Work request: Would you count the lines in the material below that include the string "your"? Only the number is needed.

Dataset records:
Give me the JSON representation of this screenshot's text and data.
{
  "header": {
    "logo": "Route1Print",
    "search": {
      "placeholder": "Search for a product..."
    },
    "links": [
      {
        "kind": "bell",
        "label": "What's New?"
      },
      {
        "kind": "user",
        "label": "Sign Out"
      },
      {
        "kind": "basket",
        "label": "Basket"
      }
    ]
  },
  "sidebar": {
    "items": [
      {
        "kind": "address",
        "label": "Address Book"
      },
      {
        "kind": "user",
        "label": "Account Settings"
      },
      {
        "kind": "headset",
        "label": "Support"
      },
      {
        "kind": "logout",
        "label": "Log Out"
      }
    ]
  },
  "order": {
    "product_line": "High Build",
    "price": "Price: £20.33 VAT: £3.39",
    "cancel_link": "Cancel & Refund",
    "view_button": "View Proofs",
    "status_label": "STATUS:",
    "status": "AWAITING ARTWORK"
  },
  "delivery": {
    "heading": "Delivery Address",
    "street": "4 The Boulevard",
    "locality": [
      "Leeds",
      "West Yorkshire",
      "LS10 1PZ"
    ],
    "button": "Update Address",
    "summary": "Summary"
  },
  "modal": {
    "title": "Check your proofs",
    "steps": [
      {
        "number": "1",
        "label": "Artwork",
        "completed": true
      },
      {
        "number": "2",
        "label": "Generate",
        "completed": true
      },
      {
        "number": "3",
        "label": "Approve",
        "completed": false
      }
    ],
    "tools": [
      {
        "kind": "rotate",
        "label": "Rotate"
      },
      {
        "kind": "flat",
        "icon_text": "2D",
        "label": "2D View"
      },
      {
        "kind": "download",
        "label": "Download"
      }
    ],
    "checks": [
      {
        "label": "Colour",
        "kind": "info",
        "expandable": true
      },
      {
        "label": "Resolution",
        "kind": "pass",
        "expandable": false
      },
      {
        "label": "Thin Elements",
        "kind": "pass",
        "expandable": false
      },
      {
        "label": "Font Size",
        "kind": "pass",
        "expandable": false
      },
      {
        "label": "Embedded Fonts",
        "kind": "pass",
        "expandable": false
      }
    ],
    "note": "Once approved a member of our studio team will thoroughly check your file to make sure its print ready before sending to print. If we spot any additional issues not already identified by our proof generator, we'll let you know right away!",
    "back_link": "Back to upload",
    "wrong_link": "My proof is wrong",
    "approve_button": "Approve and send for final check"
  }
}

Output of the exercise: 2